In this post on USAID’s “IMPACTblog,” Amanda Makulec, a monitoring and evaluation associate with John Snow Inc., discusses “the Alliance for Reproductive, Maternal, and Newborn Health, which was born over a year ago to support progress towards MDGs four and five in 10 priority countries, including Bangladesh, Ethiopia, India, Indonesia,…
Though the number of new polio cases has dropped by 99 percent over the past 20 years, World Polio Day is recognized “because we havenâ€™t done enough yet,” Bill Gates, co-chair of the Bill & Melinda Gates Foundation, writes in his blog, “The Gates Notes.” He continues, “The last one percent is the hardest percent, and we have to do even more than weâ€™ve already done if we hope to finish the job on polio. The day the world is declared polio free is the day we can really begin celebrating” (10/21).

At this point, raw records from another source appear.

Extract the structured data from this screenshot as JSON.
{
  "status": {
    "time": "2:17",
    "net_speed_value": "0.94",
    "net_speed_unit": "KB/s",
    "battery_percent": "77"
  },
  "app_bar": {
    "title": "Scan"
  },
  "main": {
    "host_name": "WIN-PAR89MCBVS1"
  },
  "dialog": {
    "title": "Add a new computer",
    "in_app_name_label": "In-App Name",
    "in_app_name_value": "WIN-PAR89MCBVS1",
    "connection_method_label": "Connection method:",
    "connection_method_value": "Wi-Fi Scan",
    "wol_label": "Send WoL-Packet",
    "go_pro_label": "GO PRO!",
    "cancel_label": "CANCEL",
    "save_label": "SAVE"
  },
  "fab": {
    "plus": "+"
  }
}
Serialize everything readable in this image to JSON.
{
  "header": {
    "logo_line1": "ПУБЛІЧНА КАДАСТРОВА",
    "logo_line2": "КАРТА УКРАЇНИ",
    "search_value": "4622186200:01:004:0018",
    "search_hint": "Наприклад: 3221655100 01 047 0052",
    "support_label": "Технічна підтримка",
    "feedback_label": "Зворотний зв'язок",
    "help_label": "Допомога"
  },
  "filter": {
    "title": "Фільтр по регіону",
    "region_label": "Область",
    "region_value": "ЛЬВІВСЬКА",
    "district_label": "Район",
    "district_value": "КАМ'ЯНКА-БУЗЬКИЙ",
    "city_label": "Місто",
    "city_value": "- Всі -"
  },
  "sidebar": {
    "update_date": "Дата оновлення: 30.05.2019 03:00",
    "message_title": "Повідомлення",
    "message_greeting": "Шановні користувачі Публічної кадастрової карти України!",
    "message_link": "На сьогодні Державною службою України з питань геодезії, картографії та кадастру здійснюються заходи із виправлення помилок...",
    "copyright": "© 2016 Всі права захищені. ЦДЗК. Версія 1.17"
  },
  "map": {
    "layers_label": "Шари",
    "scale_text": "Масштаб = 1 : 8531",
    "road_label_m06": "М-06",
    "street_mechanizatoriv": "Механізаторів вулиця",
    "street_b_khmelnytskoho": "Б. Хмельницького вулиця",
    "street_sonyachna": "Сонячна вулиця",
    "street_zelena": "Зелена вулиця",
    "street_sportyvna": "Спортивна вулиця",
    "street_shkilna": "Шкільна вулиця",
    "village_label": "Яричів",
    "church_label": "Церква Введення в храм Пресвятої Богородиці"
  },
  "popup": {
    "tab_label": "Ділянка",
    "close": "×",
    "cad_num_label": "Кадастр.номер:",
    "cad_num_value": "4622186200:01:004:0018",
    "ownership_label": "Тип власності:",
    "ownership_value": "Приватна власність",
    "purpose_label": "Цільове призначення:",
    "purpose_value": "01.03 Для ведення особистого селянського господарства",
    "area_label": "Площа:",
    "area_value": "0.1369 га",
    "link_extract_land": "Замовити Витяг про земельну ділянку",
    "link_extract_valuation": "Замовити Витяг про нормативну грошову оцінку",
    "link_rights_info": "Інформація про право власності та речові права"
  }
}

The latest quarterly report (.pdf) by an independent board that monitors the progress of the Global Polio Eradication Initiative (GPEI), released in mid-October, warned that “unless the program addresses ‘fundamental problems,’ there is a ‘substantial risk’ that stopping polio transmission will not be achieved by end-2012,” AlertNet reports. “‘Important changes in style, commitment and accountability are essential,’ the panel of international health experts said,” according to AlertNet, which adds, “Afghanistan, India, Nigeria and Pakistan are still classified as ‘polio-endemic,'” and “in Angola, Chad and Democratic Republic of Congo, transmission has become re-established for 12 months or more.”
Noting advances in bednet, mosquito repellent and malaria vaccine technologies, Bill Gates, co-chair of the Bill & Melinda Gates Foundation, writes in a post on the foundation’s “Impatient Optimists” blog, “People used to say eradication was impossible, but we remain optimistic because human beings have a spectacular ability to innovate.”…